_Exercise details_
Count, in the data that follows, every line with the string "JSON", and give that count as the whole reply.

_Given records_
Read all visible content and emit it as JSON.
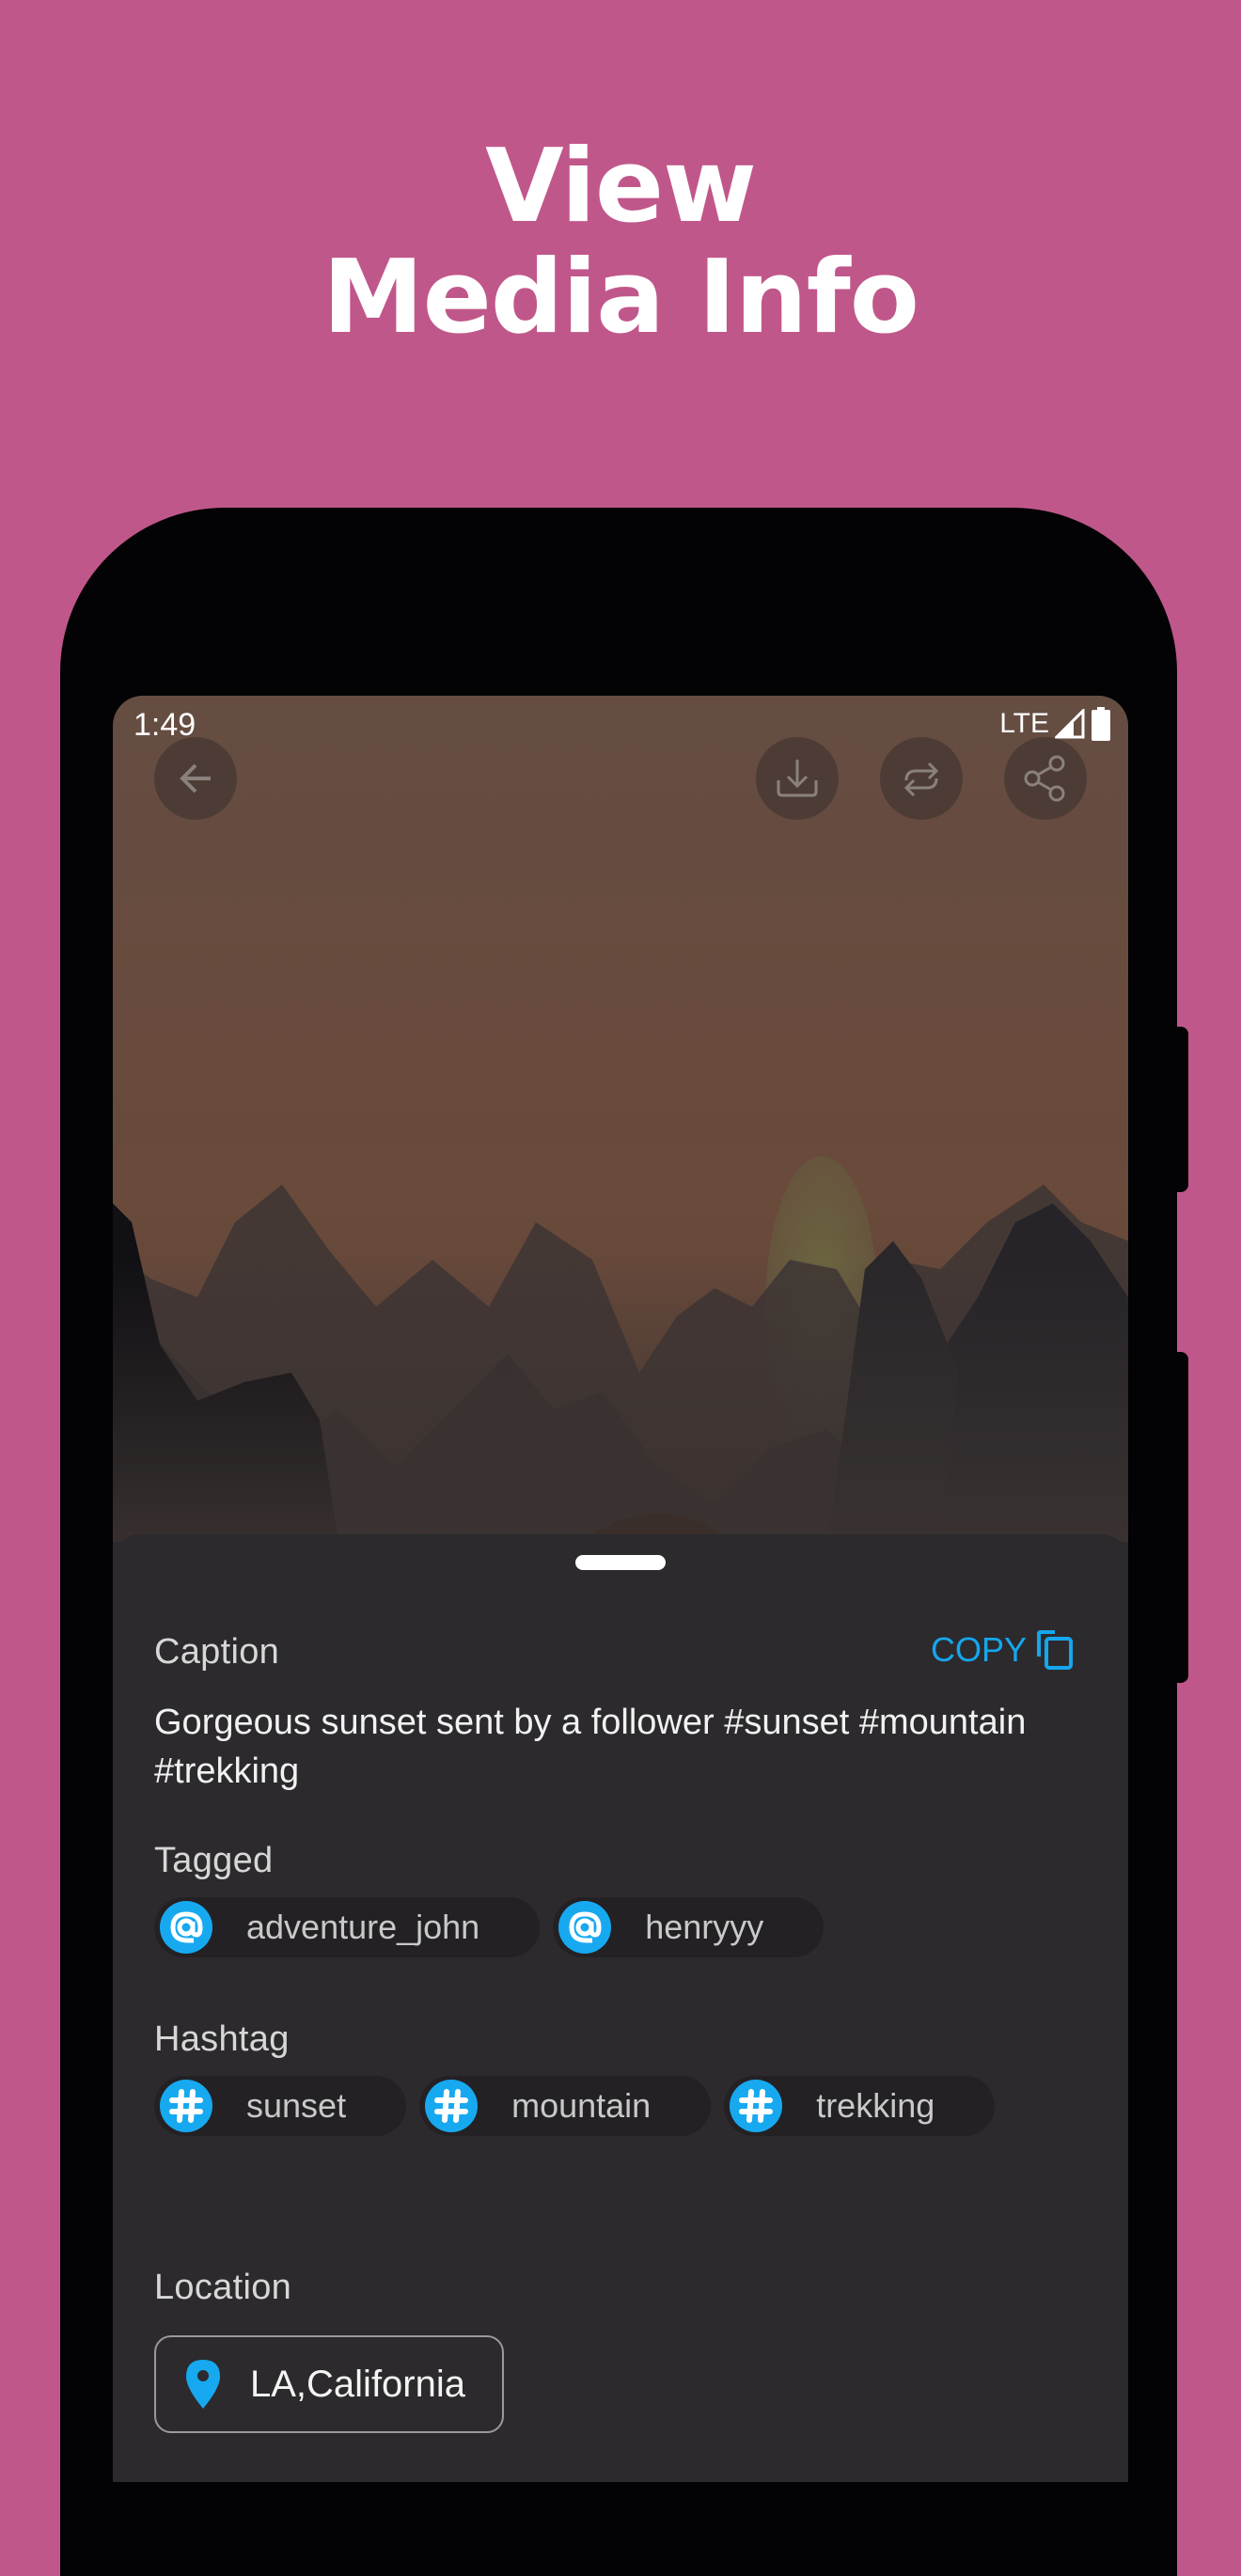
{
  "headline": {
    "line1": "View",
    "line2": "Media Info"
  },
  "status_bar": {
    "time": "1:49",
    "network": "LTE",
    "icons": [
      "signal-icon",
      "battery-icon"
    ]
  },
  "toolbar": {
    "back": {
      "icon": "arrow-left-icon"
    },
    "actions": [
      {
        "name": "download",
        "icon": "download-icon"
      },
      {
        "name": "repost",
        "icon": "repost-icon"
      },
      {
        "name": "share",
        "icon": "share-icon"
      }
    ]
  },
  "media": {
    "description": "Sunset over misty mountain range"
  },
  "sheet": {
    "caption": {
      "label": "Caption",
      "copy_label": "COPY",
      "text": "Gorgeous sunset sent by a follower #sunset #mountain #trekking"
    },
    "tagged": {
      "label": "Tagged",
      "items": [
        {
          "text": "adventure_john"
        },
        {
          "text": "henryyy"
        }
      ]
    },
    "hashtag": {
      "label": "Hashtag",
      "items": [
        {
          "text": "sunset"
        },
        {
          "text": "mountain"
        },
        {
          "text": "trekking"
        }
      ]
    },
    "location": {
      "label": "Location",
      "text": "LA,California"
    }
  },
  "colors": {
    "background": "#c0578b",
    "accent": "#17a9f0",
    "sheet": "#2c2a2d",
    "chip": "#232124"
  }
}
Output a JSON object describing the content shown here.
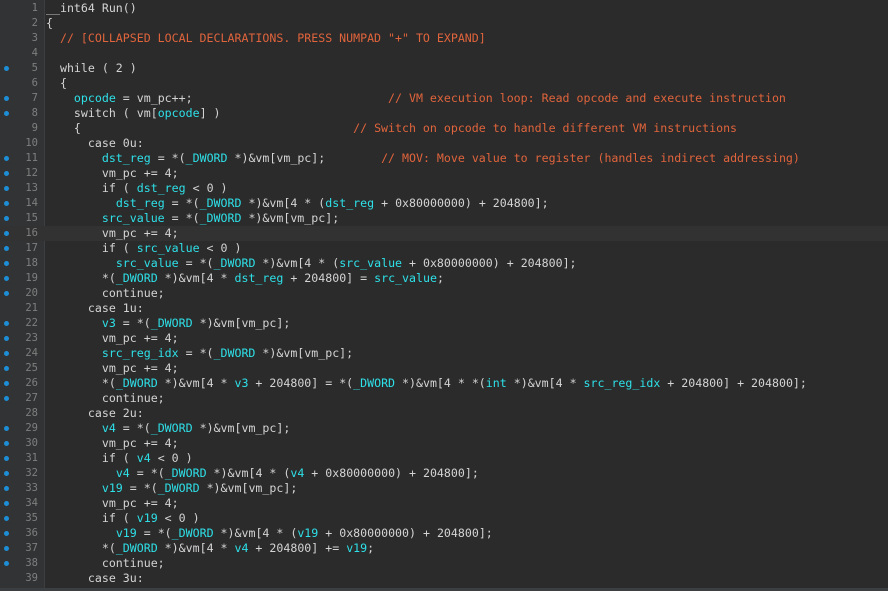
{
  "editor": {
    "colors": {
      "background": "#2b2b2b",
      "identifier": "#2ee0e8",
      "comment": "#e0643c",
      "text": "#d4d4d4",
      "breakpoint": "#1e8fd6",
      "line_number": "#7f7f7f"
    },
    "lines": [
      {
        "n": "1",
        "bp": false,
        "tokens": [
          [
            "p",
            "__int64 Run()"
          ]
        ]
      },
      {
        "n": "2",
        "bp": false,
        "tokens": [
          [
            "p",
            "{"
          ]
        ]
      },
      {
        "n": "3",
        "bp": false,
        "tokens": [
          [
            "c",
            "  // [COLLAPSED LOCAL DECLARATIONS. PRESS NUMPAD \"+\" TO EXPAND]"
          ]
        ]
      },
      {
        "n": "4",
        "bp": false,
        "tokens": []
      },
      {
        "n": "5",
        "bp": true,
        "tokens": [
          [
            "p",
            "  while ( 2 )"
          ]
        ]
      },
      {
        "n": "6",
        "bp": false,
        "tokens": [
          [
            "p",
            "  {"
          ]
        ]
      },
      {
        "n": "7",
        "bp": true,
        "tokens": [
          [
            "p",
            "    "
          ],
          [
            "v",
            "opcode"
          ],
          [
            "p",
            " = vm_pc++;                            "
          ],
          [
            "c",
            "// VM execution loop: Read opcode and execute instruction"
          ]
        ]
      },
      {
        "n": "8",
        "bp": true,
        "tokens": [
          [
            "p",
            "    switch ( vm["
          ],
          [
            "v",
            "opcode"
          ],
          [
            "p",
            "] )"
          ]
        ]
      },
      {
        "n": "9",
        "bp": false,
        "tokens": [
          [
            "p",
            "    {                                       "
          ],
          [
            "c",
            "// Switch on opcode to handle different VM instructions"
          ]
        ]
      },
      {
        "n": "10",
        "bp": false,
        "tokens": [
          [
            "p",
            "      case 0u:"
          ]
        ]
      },
      {
        "n": "11",
        "bp": true,
        "tokens": [
          [
            "p",
            "        "
          ],
          [
            "v",
            "dst_reg"
          ],
          [
            "p",
            " = *("
          ],
          [
            "t",
            "_DWORD"
          ],
          [
            "p",
            " *)&vm[vm_pc];        "
          ],
          [
            "c",
            "// MOV: Move value to register (handles indirect addressing)"
          ]
        ]
      },
      {
        "n": "12",
        "bp": true,
        "tokens": [
          [
            "p",
            "        vm_pc += 4;"
          ]
        ]
      },
      {
        "n": "13",
        "bp": true,
        "tokens": [
          [
            "p",
            "        if ( "
          ],
          [
            "v",
            "dst_reg"
          ],
          [
            "p",
            " < 0 )"
          ]
        ]
      },
      {
        "n": "14",
        "bp": true,
        "tokens": [
          [
            "p",
            "          "
          ],
          [
            "v",
            "dst_reg"
          ],
          [
            "p",
            " = *("
          ],
          [
            "t",
            "_DWORD"
          ],
          [
            "p",
            " *)&vm[4 * ("
          ],
          [
            "v",
            "dst_reg"
          ],
          [
            "p",
            " + 0x80000000) + 204800];"
          ]
        ]
      },
      {
        "n": "15",
        "bp": true,
        "tokens": [
          [
            "p",
            "        "
          ],
          [
            "v",
            "src_value"
          ],
          [
            "p",
            " = *("
          ],
          [
            "t",
            "_DWORD"
          ],
          [
            "p",
            " *)&vm[vm_pc];"
          ]
        ]
      },
      {
        "n": "16",
        "bp": true,
        "cur": true,
        "tokens": [
          [
            "p",
            "        vm_pc += 4;"
          ]
        ]
      },
      {
        "n": "17",
        "bp": true,
        "tokens": [
          [
            "p",
            "        if ( "
          ],
          [
            "v",
            "src_value"
          ],
          [
            "p",
            " < 0 )"
          ]
        ]
      },
      {
        "n": "18",
        "bp": true,
        "tokens": [
          [
            "p",
            "          "
          ],
          [
            "v",
            "src_value"
          ],
          [
            "p",
            " = *("
          ],
          [
            "t",
            "_DWORD"
          ],
          [
            "p",
            " *)&vm[4 * ("
          ],
          [
            "v",
            "src_value"
          ],
          [
            "p",
            " + 0x80000000) + 204800];"
          ]
        ]
      },
      {
        "n": "19",
        "bp": true,
        "tokens": [
          [
            "p",
            "        *("
          ],
          [
            "t",
            "_DWORD"
          ],
          [
            "p",
            " *)&vm[4 * "
          ],
          [
            "v",
            "dst_reg"
          ],
          [
            "p",
            " + 204800] = "
          ],
          [
            "v",
            "src_value"
          ],
          [
            "p",
            ";"
          ]
        ]
      },
      {
        "n": "20",
        "bp": true,
        "tokens": [
          [
            "p",
            "        continue;"
          ]
        ]
      },
      {
        "n": "21",
        "bp": false,
        "tokens": [
          [
            "p",
            "      case 1u:"
          ]
        ]
      },
      {
        "n": "22",
        "bp": true,
        "tokens": [
          [
            "p",
            "        "
          ],
          [
            "v",
            "v3"
          ],
          [
            "p",
            " = *("
          ],
          [
            "t",
            "_DWORD"
          ],
          [
            "p",
            " *)&vm[vm_pc];"
          ]
        ]
      },
      {
        "n": "23",
        "bp": true,
        "tokens": [
          [
            "p",
            "        vm_pc += 4;"
          ]
        ]
      },
      {
        "n": "24",
        "bp": true,
        "tokens": [
          [
            "p",
            "        "
          ],
          [
            "v",
            "src_reg_idx"
          ],
          [
            "p",
            " = *("
          ],
          [
            "t",
            "_DWORD"
          ],
          [
            "p",
            " *)&vm[vm_pc];"
          ]
        ]
      },
      {
        "n": "25",
        "bp": true,
        "tokens": [
          [
            "p",
            "        vm_pc += 4;"
          ]
        ]
      },
      {
        "n": "26",
        "bp": true,
        "tokens": [
          [
            "p",
            "        *("
          ],
          [
            "t",
            "_DWORD"
          ],
          [
            "p",
            " *)&vm[4 * "
          ],
          [
            "v",
            "v3"
          ],
          [
            "p",
            " + 204800] = *("
          ],
          [
            "t",
            "_DWORD"
          ],
          [
            "p",
            " *)&vm[4 * *("
          ],
          [
            "t",
            "int"
          ],
          [
            "p",
            " *)&vm[4 * "
          ],
          [
            "v",
            "src_reg_idx"
          ],
          [
            "p",
            " + 204800] + 204800];"
          ]
        ]
      },
      {
        "n": "27",
        "bp": true,
        "tokens": [
          [
            "p",
            "        continue;"
          ]
        ]
      },
      {
        "n": "28",
        "bp": false,
        "tokens": [
          [
            "p",
            "      case 2u:"
          ]
        ]
      },
      {
        "n": "29",
        "bp": true,
        "tokens": [
          [
            "p",
            "        "
          ],
          [
            "v",
            "v4"
          ],
          [
            "p",
            " = *("
          ],
          [
            "t",
            "_DWORD"
          ],
          [
            "p",
            " *)&vm[vm_pc];"
          ]
        ]
      },
      {
        "n": "30",
        "bp": true,
        "tokens": [
          [
            "p",
            "        vm_pc += 4;"
          ]
        ]
      },
      {
        "n": "31",
        "bp": true,
        "tokens": [
          [
            "p",
            "        if ( "
          ],
          [
            "v",
            "v4"
          ],
          [
            "p",
            " < 0 )"
          ]
        ]
      },
      {
        "n": "32",
        "bp": true,
        "tokens": [
          [
            "p",
            "          "
          ],
          [
            "v",
            "v4"
          ],
          [
            "p",
            " = *("
          ],
          [
            "t",
            "_DWORD"
          ],
          [
            "p",
            " *)&vm[4 * ("
          ],
          [
            "v",
            "v4"
          ],
          [
            "p",
            " + 0x80000000) + 204800];"
          ]
        ]
      },
      {
        "n": "33",
        "bp": true,
        "tokens": [
          [
            "p",
            "        "
          ],
          [
            "v",
            "v19"
          ],
          [
            "p",
            " = *("
          ],
          [
            "t",
            "_DWORD"
          ],
          [
            "p",
            " *)&vm[vm_pc];"
          ]
        ]
      },
      {
        "n": "34",
        "bp": true,
        "tokens": [
          [
            "p",
            "        vm_pc += 4;"
          ]
        ]
      },
      {
        "n": "35",
        "bp": true,
        "tokens": [
          [
            "p",
            "        if ( "
          ],
          [
            "v",
            "v19"
          ],
          [
            "p",
            " < 0 )"
          ]
        ]
      },
      {
        "n": "36",
        "bp": true,
        "tokens": [
          [
            "p",
            "          "
          ],
          [
            "v",
            "v19"
          ],
          [
            "p",
            " = *("
          ],
          [
            "t",
            "_DWORD"
          ],
          [
            "p",
            " *)&vm[4 * ("
          ],
          [
            "v",
            "v19"
          ],
          [
            "p",
            " + 0x80000000) + 204800];"
          ]
        ]
      },
      {
        "n": "37",
        "bp": true,
        "tokens": [
          [
            "p",
            "        *("
          ],
          [
            "t",
            "_DWORD"
          ],
          [
            "p",
            " *)&vm[4 * "
          ],
          [
            "v",
            "v4"
          ],
          [
            "p",
            " + 204800] += "
          ],
          [
            "v",
            "v19"
          ],
          [
            "p",
            ";"
          ]
        ]
      },
      {
        "n": "38",
        "bp": true,
        "tokens": [
          [
            "p",
            "        continue;"
          ]
        ]
      },
      {
        "n": "39",
        "bp": false,
        "tokens": [
          [
            "p",
            "      case 3u:"
          ]
        ]
      }
    ]
  }
}
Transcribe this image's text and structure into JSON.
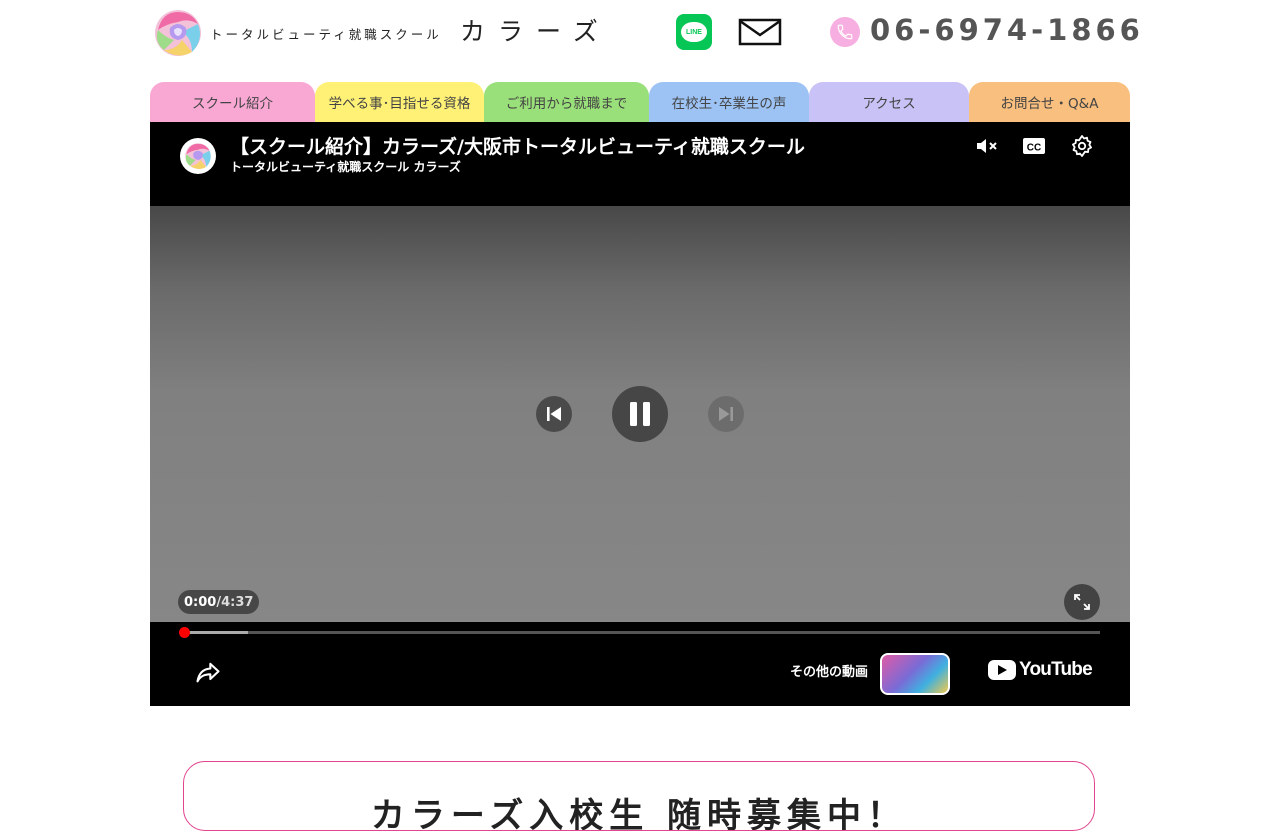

_Answer for this exercise_
3